This is the first story in a three-part series examining changes at Piedmont College.

CAMMIE BAGLEY Executive Director & News Editor

With each passing year, Piedmont continues to see freshman classes that grow in size on the Demorest campus. According to President Mellichamp, larger classes have been enrolling in Demorest and student retention has also been growing in the past year, due to many new policies and accommodations that have been made in regards to students.

“Four years ago I hired a national consulting company to work with us on how to market ourselves and best utilize our scholarship money,” said President Mellichamp. “That company works with our admissions staff, financial aid, and athletics. Across the board they work at ways that we can grow our freshman class, and not just grow the class, but attract strong students academically.”

Two years ago, the college also went through a rebranding process to become even more appealing to students, including a redo of the website.

“When I got here my freshman year, Piedmont’s website was boring and not aesthetically pleasing,” said senior mass communications major Lauren Bartlett. “But when they redid it, they incorporated a lot more photos and it’s much better to look at, which I think will engage prospective students.”

Another way that Piedmont has attracted new students is by becoming a member of the common application, according to President Mellichamp.
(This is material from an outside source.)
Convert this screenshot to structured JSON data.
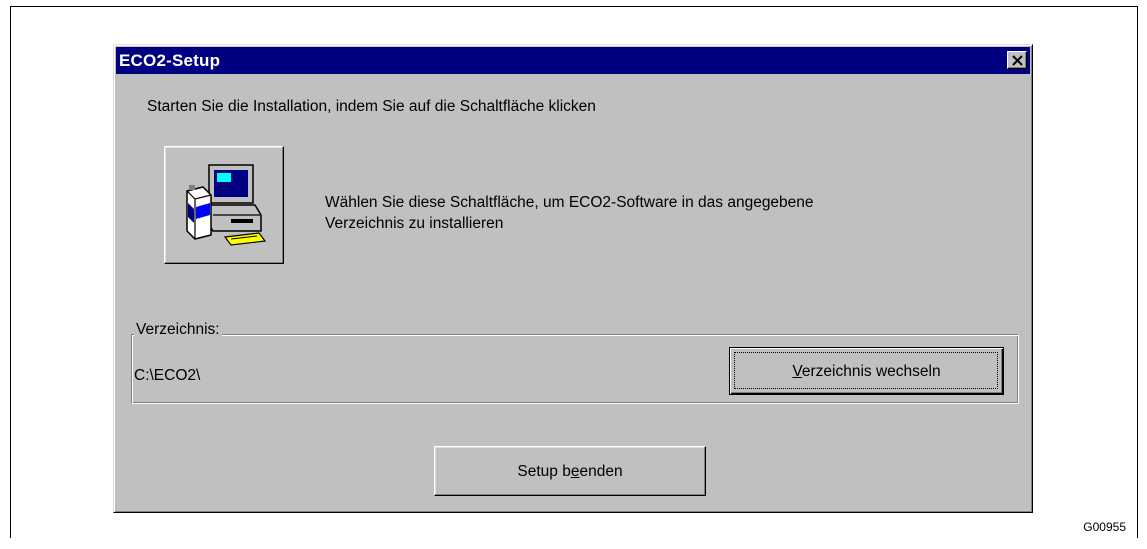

The common app is an undergraduate college admission application that allows applicants to apply to almost 700 colleges and universities in 48 states as well as the District of Columbia, Canada, China and European countries.
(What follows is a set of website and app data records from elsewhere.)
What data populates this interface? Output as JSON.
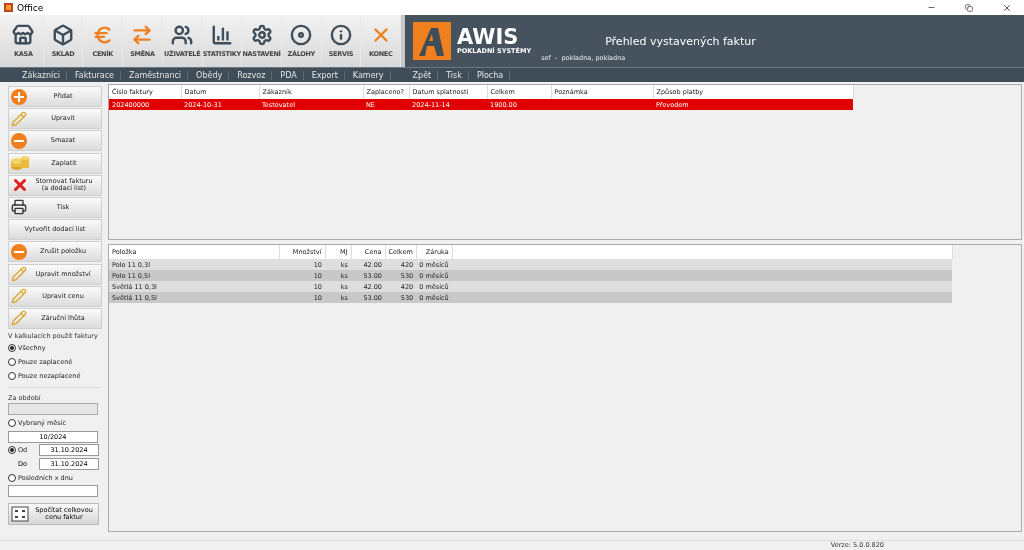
{
  "window": {
    "title": "Office"
  },
  "toolbar": [
    {
      "label": "KASA"
    },
    {
      "label": "SKLAD"
    },
    {
      "label": "CENÍK"
    },
    {
      "label": "SMĚNA"
    },
    {
      "label": "UŽIVATELÉ"
    },
    {
      "label": "STATISTIKY"
    },
    {
      "label": "NASTAVENÍ"
    },
    {
      "label": "ZÁLOHY"
    },
    {
      "label": "SERVIS"
    },
    {
      "label": "KONEC"
    }
  ],
  "brand": {
    "name": "AWIS",
    "tagline": "POKLADNÍ SYSTÉMY"
  },
  "header": {
    "title": "Přehled vystavených faktur",
    "user": "sef  -  pokladna, pokladna"
  },
  "menu": {
    "left": [
      "Zákazníci",
      "Fakturace",
      "Zaměstnanci",
      "Obědy",
      "Rozvoz",
      "PDA",
      "Export",
      "Kamery"
    ],
    "right": [
      "Zpět",
      "Tisk",
      "Plocha"
    ]
  },
  "actions": [
    {
      "label": "Přidat",
      "kind": "icon"
    },
    {
      "label": "Upravit",
      "kind": "icon"
    },
    {
      "label": "Smazat",
      "kind": "icon"
    },
    {
      "label": "Zaplatit",
      "kind": "icon"
    },
    {
      "label": "Stornovat fakturu\n(a dodací list)",
      "kind": "icon"
    },
    {
      "label": "Tisk",
      "kind": "icon"
    },
    {
      "label": "Vytvořit dodací list",
      "kind": "plain"
    },
    {
      "label": "Zrušit položku",
      "kind": "icon"
    },
    {
      "label": "Upravit množství",
      "kind": "icon"
    },
    {
      "label": "Upravit cenu",
      "kind": "icon"
    },
    {
      "label": "Záruční lhůta",
      "kind": "icon"
    }
  ],
  "calc": {
    "label": "V kalkulacích použít faktury",
    "options": [
      {
        "label": "Všechny",
        "selected": true
      },
      {
        "label": "Pouze zaplacené",
        "selected": false
      },
      {
        "label": "Pouze nezaplacené",
        "selected": false
      }
    ]
  },
  "period": {
    "label": "Za období",
    "options": [
      {
        "kind": "month",
        "label": "Vybraný měsíc",
        "selected": false,
        "value": "10/2024"
      },
      {
        "kind": "range",
        "label": "Od",
        "selected": true,
        "value": "31.10.2024",
        "to_label": "Do",
        "to_value": "31.10.2024"
      },
      {
        "kind": "days",
        "label": "Posledních x dnu",
        "selected": false
      }
    ],
    "button": "Spočítat celkovou\ncenu faktur"
  },
  "invoices": {
    "columns": [
      "Číslo faktury",
      "Datum",
      "Zákazník",
      "Zaplaceno?",
      "Datum splatnosti",
      "Celkem",
      "Poznámka",
      "Způsob platby"
    ],
    "rows": [
      {
        "cells": [
          "202400000",
          "2024-10-31",
          "Testovatel",
          "NE",
          "2024-11-14",
          "1900.00",
          "",
          "Převodem"
        ],
        "selected": true
      }
    ]
  },
  "items": {
    "columns": [
      "Položka",
      "Množství",
      "MJ",
      "Cena",
      "Celkem",
      "Záruka"
    ],
    "rows": [
      {
        "cells": [
          "Polo 11 0,3l",
          "10",
          "ks",
          "42.00",
          "420",
          "0 měsíců"
        ]
      },
      {
        "cells": [
          "Polo 11 0,5l",
          "10",
          "ks",
          "53.00",
          "530",
          "0 měsíců"
        ]
      },
      {
        "cells": [
          "Světlá 11 0,3l",
          "10",
          "ks",
          "42.00",
          "420",
          "0 měsíců"
        ]
      },
      {
        "cells": [
          "Světlá 11 0,5l",
          "10",
          "ks",
          "53.00",
          "530",
          "0 měsíců"
        ]
      }
    ]
  },
  "status_bar": {
    "version": "Verze: 5.0.0.820"
  }
}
“This administration has a number of goals, but one of those is that we want to grow the undergraduate residential population in Demorest,” said Mellichamp. “We think that’s the true measure by which any college is evaluated.”
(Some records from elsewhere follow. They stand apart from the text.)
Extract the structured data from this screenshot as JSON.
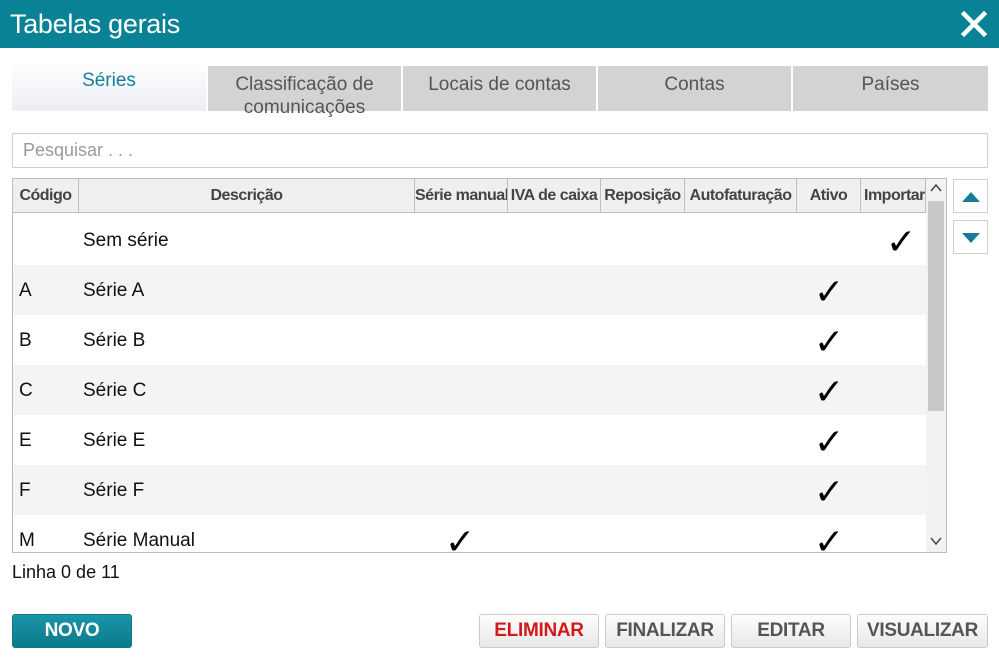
{
  "window": {
    "title": "Tabelas gerais"
  },
  "tabs": [
    {
      "label": "Séries",
      "active": true
    },
    {
      "label": "Classificação de comunicações",
      "line1": "Classificação de",
      "line2": "comunicações"
    },
    {
      "label": "Locais de contas"
    },
    {
      "label": "Contas"
    },
    {
      "label": "Países"
    }
  ],
  "search": {
    "placeholder": "Pesquisar . . .",
    "value": ""
  },
  "table": {
    "columns": [
      "Código",
      "Descrição",
      "Série manual",
      "IVA de caixa",
      "Reposição",
      "Autofaturação",
      "Ativo",
      "Importar"
    ],
    "rows": [
      {
        "code": "",
        "desc": "Sem série",
        "manual": false,
        "ativo": false,
        "importar": true
      },
      {
        "code": "A",
        "desc": "Série A",
        "manual": false,
        "ativo": true,
        "importar": false
      },
      {
        "code": "B",
        "desc": "Série B",
        "manual": false,
        "ativo": true,
        "importar": false
      },
      {
        "code": "C",
        "desc": "Série C",
        "manual": false,
        "ativo": true,
        "importar": false
      },
      {
        "code": "E",
        "desc": "Série E",
        "manual": false,
        "ativo": true,
        "importar": false
      },
      {
        "code": "F",
        "desc": "Série F",
        "manual": false,
        "ativo": true,
        "importar": false
      },
      {
        "code": "M",
        "desc": "Série Manual",
        "manual": true,
        "ativo": true,
        "importar": false
      }
    ]
  },
  "status": {
    "text": "Linha 0 de 11"
  },
  "buttons": {
    "novo": "NOVO",
    "eliminar": "ELIMINAR",
    "finalizar": "FINALIZAR",
    "editar": "EDITAR",
    "visualizar": "VISUALIZAR"
  },
  "colors": {
    "header": "#0a8295",
    "accent": "#14809a",
    "danger": "#d21a1a"
  },
  "icons": {
    "close": "close-icon",
    "up": "arrow-up-icon",
    "down": "arrow-down-icon",
    "check": "check-icon"
  }
}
The resident population is currently approaching 700 students, and according to Mellichamp, they are hoping that it continues to grow. Some of the factors that have helped student retention grow are the new infrastructure that the college has built, including the Student Commons and the Village, which is now at 60 percent occupancy, according to Mellichamp. Along with the Village, came a new alcohol policy. According to the housing contract for Village residents, alcohol is permitted for guests 21 and over.

Each suite must be approved as an alcohol-permitted room at the beginning of the semester, and no alcohol can be consumed in the presence of minors or given to minors. But as long as the suite is approved and everyone is of the legal age, alcohol is permitted.

Village resident Jonathan Hornick said that living in the Village provides a different experience than living on campus. “I think that the alcohol policy makes it feel less restrictive and more like you’re living in your own housing rather than in a strict dorm setting,” he said.

According to Director of Residential Living Mark Jestel, living in the village costs the same as living on main campus. The only difference in cost involves the ability for Village residents to choose the seven-week meal plan, which can lower the overall cost. Another appeal of the Village is that there is an open visitation policy. Moving ahead, the college is continuing to work on growing student enrollment and improving retention. One of the ways they plan to do that is by approving the reintroduction of Greek organizations in 2017.

According to Mellichamp, there will be three organizations available for students to join, including a fraternity, sorority and a co-ed fraternity. He said that the Greeks would be able to live with one another and have regular chapter meetings, but that it will not be available for freshman.

Junior business major Alan Maslo has acted as a founder of Greek life. He has worked closely with faculty and students to have this project approved and put into action. He said that he strongly believes that having Greek life will attract more students to Piedmont.

“High school students come on tours and ask if there is Greek life here,” he said. “Up until this point, the answer has been ‘no’. But now Piedmont has an opportunity to grow.” Many students agree that Greek life would have a positive impact on student life; however, they also expressed concerns.

Some don’t think that the stereotype of Greek life would be achieved at such a small school.

“Most students here are athletes, in theater or singers, and that’s kind of like their own brotherhood,” said senior business major Nathan Holt. “But it would be cool to get to know other people from different teams on that level through a fraternity.”

According to Mellichamp, the Commons has also had an impact on retention. He said that with the growth in student population, the infrastructure on campus needed to be updated to accommodate students, and the commons was able to do that. In addition, the opportunity to join a Greek organization will help students put down roots here.

“I think all of these things are what I would call quality of life characteristics that I think are important,” said Mellichamp. “When students demonstrate that they have earned the right to enjoy those privileges, we ought to provide them for them.”